== ENTRIES SHOWN
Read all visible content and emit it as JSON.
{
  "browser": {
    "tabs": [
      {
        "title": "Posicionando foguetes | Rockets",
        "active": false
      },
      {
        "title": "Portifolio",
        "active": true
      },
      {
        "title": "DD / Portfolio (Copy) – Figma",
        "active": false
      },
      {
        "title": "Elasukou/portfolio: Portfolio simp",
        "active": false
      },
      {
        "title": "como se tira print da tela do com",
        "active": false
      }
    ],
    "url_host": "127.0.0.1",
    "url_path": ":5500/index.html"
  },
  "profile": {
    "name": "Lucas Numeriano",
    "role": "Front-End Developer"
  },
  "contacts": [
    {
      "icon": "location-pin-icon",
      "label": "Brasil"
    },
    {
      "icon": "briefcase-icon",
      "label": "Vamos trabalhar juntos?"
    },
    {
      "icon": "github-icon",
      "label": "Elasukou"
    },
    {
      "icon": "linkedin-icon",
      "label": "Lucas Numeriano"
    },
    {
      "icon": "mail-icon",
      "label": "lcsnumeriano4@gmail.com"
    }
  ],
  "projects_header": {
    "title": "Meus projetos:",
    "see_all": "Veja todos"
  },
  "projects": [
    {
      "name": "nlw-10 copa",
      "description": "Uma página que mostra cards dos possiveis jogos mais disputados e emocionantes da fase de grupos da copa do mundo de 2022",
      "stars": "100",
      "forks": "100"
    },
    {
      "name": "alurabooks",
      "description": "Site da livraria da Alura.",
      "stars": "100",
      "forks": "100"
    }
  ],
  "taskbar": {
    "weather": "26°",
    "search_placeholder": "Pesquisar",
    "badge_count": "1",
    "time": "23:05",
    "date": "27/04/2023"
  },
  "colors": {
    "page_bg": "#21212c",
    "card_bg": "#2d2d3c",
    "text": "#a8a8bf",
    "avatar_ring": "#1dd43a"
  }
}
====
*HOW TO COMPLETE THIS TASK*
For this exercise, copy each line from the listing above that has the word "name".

*RESULT*
    "name": "Lucas Numeriano",
      "name": "nlw-10 copa",
      "name": "alurabooks",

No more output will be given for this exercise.